Hinkle began the final day of play with a below-average stack (ninth place of 13), but the pro quickly turned the tables and, as the final table was reached, was the chip leader. Shiva Dudani took that title courtesy of his elimination of John Wakeen in seventh place, but Hinkle remained resilient and doubled through Dwyte Pilgrim with six to go to put the two as the clear favorites for the title.
Pilgrim battled but finished in third and earned $39,531. Dudani and Hinkle began heads-up play with Hinkle having the edge by approximately 400,000 in chips. A failed bluff by Dudani (when he missed his straight draw) handed over the title to Hinkle, who is one of a few players who own a WSOP Circuit championship and a WSOP bracelet.
ESPN.com's Bernard Lee also put up a fight on the final table and finished in 10th place to earn $6,582.
Here are the results for the final table:
1. Blair Hinkle ($88,555)
2. Shiva Dudani ($54,715)
3. Dwyte Pilgrim ($39,531)
4. Matt Lawrence ($29,092)
5. Charles Moore ($21,795)
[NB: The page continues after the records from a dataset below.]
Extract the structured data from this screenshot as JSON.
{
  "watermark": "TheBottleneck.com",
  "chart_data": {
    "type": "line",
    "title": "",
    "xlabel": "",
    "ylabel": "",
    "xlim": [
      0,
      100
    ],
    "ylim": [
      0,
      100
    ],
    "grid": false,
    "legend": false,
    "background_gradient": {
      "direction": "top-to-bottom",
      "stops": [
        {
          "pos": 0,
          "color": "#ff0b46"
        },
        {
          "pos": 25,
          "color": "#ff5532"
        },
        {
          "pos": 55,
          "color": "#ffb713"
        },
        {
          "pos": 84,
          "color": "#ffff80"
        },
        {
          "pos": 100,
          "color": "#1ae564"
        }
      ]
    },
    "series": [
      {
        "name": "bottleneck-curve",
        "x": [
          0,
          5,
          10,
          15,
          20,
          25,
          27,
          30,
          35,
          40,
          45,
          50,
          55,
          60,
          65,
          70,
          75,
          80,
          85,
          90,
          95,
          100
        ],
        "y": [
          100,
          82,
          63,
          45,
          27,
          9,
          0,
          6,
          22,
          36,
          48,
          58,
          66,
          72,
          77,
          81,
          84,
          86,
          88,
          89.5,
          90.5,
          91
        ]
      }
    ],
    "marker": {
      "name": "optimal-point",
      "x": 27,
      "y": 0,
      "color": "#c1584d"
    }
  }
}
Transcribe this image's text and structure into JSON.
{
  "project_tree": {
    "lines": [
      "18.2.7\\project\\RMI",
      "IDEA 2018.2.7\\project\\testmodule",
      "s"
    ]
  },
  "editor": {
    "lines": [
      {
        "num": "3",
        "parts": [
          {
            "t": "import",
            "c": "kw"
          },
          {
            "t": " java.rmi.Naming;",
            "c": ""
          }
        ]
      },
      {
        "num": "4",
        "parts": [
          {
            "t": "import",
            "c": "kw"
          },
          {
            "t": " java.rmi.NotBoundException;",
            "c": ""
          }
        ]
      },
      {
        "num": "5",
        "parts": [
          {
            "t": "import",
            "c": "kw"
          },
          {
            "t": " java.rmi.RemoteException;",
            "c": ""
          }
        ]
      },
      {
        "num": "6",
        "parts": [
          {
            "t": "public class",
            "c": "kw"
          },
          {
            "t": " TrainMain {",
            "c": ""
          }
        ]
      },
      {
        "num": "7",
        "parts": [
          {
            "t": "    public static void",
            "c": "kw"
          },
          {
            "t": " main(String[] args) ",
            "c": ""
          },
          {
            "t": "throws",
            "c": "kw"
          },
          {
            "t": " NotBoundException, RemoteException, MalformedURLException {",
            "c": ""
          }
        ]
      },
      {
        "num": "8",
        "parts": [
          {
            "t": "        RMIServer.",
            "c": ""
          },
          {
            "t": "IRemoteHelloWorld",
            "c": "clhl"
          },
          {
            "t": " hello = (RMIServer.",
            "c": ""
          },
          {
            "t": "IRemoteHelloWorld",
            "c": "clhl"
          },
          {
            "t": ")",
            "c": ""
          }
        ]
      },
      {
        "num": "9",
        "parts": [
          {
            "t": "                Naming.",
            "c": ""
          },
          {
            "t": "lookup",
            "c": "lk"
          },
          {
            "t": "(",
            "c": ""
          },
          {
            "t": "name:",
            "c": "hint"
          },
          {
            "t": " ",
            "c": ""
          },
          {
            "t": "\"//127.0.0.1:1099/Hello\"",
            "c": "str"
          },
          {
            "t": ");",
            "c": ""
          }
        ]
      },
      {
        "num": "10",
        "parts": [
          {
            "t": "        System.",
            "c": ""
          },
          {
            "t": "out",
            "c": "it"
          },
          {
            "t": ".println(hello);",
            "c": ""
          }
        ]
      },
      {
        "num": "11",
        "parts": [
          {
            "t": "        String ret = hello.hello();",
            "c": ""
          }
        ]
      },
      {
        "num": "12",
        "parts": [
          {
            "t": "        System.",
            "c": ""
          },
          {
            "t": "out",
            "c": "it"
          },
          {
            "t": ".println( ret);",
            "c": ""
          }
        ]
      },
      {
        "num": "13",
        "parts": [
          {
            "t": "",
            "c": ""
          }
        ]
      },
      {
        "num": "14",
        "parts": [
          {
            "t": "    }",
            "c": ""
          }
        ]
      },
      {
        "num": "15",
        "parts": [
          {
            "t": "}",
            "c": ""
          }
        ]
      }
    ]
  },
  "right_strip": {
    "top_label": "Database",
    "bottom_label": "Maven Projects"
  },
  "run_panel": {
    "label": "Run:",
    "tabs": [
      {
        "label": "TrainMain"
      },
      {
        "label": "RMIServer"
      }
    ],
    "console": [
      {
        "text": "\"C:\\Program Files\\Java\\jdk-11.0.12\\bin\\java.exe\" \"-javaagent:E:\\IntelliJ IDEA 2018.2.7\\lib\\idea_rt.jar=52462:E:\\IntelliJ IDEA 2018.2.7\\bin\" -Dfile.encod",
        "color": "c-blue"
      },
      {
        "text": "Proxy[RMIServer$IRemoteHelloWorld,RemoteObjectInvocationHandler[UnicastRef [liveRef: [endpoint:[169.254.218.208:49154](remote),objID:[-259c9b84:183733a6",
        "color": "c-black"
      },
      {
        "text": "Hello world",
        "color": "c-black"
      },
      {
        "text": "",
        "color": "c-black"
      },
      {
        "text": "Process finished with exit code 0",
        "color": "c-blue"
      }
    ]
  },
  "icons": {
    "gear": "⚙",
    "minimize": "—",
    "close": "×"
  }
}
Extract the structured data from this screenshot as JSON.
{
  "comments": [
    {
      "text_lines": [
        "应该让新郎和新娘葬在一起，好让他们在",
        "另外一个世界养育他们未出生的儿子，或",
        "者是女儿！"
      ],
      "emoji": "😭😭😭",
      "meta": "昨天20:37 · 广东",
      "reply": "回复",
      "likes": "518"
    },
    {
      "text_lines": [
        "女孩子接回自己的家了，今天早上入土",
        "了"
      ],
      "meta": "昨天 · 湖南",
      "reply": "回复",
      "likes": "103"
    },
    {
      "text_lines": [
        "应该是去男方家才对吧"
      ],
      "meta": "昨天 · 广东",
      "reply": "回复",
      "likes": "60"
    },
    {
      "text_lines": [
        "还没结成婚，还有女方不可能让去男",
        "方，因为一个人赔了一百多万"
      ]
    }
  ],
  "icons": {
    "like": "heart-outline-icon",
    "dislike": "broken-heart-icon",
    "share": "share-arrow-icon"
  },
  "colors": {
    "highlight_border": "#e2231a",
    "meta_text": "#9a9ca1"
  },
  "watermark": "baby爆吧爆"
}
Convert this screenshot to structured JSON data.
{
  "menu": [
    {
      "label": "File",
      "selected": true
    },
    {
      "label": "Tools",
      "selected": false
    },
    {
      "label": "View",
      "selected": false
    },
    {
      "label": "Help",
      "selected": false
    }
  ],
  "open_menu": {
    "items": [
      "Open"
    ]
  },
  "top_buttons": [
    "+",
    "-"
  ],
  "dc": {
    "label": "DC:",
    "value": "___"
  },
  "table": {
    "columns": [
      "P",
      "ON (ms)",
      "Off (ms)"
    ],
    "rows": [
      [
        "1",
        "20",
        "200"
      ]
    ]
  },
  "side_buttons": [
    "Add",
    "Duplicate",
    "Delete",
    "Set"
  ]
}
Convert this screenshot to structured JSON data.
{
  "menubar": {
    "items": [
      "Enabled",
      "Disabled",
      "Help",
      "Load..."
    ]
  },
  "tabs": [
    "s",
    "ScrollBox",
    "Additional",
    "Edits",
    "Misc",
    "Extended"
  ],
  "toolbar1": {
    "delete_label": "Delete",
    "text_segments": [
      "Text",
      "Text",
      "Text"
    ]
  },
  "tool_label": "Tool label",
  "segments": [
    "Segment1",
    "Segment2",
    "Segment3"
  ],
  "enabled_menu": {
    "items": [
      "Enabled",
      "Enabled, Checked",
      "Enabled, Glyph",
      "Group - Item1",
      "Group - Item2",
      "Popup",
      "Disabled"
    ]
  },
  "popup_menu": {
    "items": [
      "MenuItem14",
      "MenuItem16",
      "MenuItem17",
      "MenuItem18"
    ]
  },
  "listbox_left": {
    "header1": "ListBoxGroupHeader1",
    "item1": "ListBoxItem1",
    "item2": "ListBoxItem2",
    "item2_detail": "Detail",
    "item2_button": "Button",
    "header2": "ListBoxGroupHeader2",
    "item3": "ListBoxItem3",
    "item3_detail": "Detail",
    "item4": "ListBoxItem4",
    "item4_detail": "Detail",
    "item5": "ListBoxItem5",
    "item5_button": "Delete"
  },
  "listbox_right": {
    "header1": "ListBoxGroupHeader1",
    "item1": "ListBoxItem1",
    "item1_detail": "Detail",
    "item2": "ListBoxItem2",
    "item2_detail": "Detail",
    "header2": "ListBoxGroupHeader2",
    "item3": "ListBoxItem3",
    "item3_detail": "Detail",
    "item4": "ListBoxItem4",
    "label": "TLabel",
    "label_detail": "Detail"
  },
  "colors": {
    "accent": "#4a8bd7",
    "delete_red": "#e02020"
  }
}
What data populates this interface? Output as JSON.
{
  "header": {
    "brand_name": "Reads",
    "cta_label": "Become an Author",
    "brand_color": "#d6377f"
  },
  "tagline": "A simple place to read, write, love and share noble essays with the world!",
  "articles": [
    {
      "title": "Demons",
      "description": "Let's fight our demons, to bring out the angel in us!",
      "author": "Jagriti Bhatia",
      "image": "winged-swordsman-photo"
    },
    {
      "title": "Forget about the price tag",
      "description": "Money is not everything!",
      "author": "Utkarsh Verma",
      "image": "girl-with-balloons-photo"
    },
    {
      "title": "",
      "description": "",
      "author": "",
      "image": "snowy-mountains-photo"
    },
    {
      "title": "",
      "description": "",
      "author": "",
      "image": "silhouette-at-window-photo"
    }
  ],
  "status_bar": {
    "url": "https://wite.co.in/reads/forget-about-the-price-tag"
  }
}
6. Jack Do ($16,608)
7. John Wakeen ($12,867)
8. Daniel Biddle ($10,131)
9. Kevin Calenzo ($8,103)
EPT Vilamoura reaches the final table
A quick day was in store for those at EPT Vilamoura, and in less than six hours the field of 24 turned into the final table of eight. Leading the way is Toby Lewis, who holds less than a big blind more in his stack than Sam Trickett in second. The two chip leaders, with 3.3 million apiece, have nearly double the stack of Teddy Sheringham in third place and have more than 12 times the stack of Rob Hollink in eighth.
Action will resume at 7 a.m. ET Thursday with the blinds at 12,000/24,000 with a 2,000 ante. Each of the players at the final table has locked up 37,248 euros, and the champion will be awarded a top prize of 467,835 euros.
Here are the chip counts:
1. Toby Lewis (3.3 million in chips)
2. Sam Trickett (3.3 million in chips)
3. Teddy Sheringham (1.7 million in chips)
4. Jason Lee (1.1 million in chips)
5. Sergio Coutinho (872,000 in chips)
6. Martin Jacobson (441,000 in chips)
7. Frederik Jensen (375,000 in chips)
8. Rob Hollink (259,000 in chips)
Small blinds: Day 2 has concluded at the World Poker Tour stop in London. The stop is down to the final 38 players. Both Erik Seidel and Phil Ivey had a ton of chips to start the day, but neither made it to Day 3. Notables remaining include Huck Seed, Praz Bansi, Richard Ashby and Luke Schwartz.
Players in the U.S. are heading to Oklahoma for the huge guarantee at the WinStar Casino, and players abroad are heading to the Partouche Poker Tour in Cannes, France. Both tournaments begin Thursday.
ABC's "Nightline" featured a segment on online poker.
According to highstakesdb.com, Phil Ivey brought in another $2 million online in August while Gus Hansen lost $2.8 million. Ouch.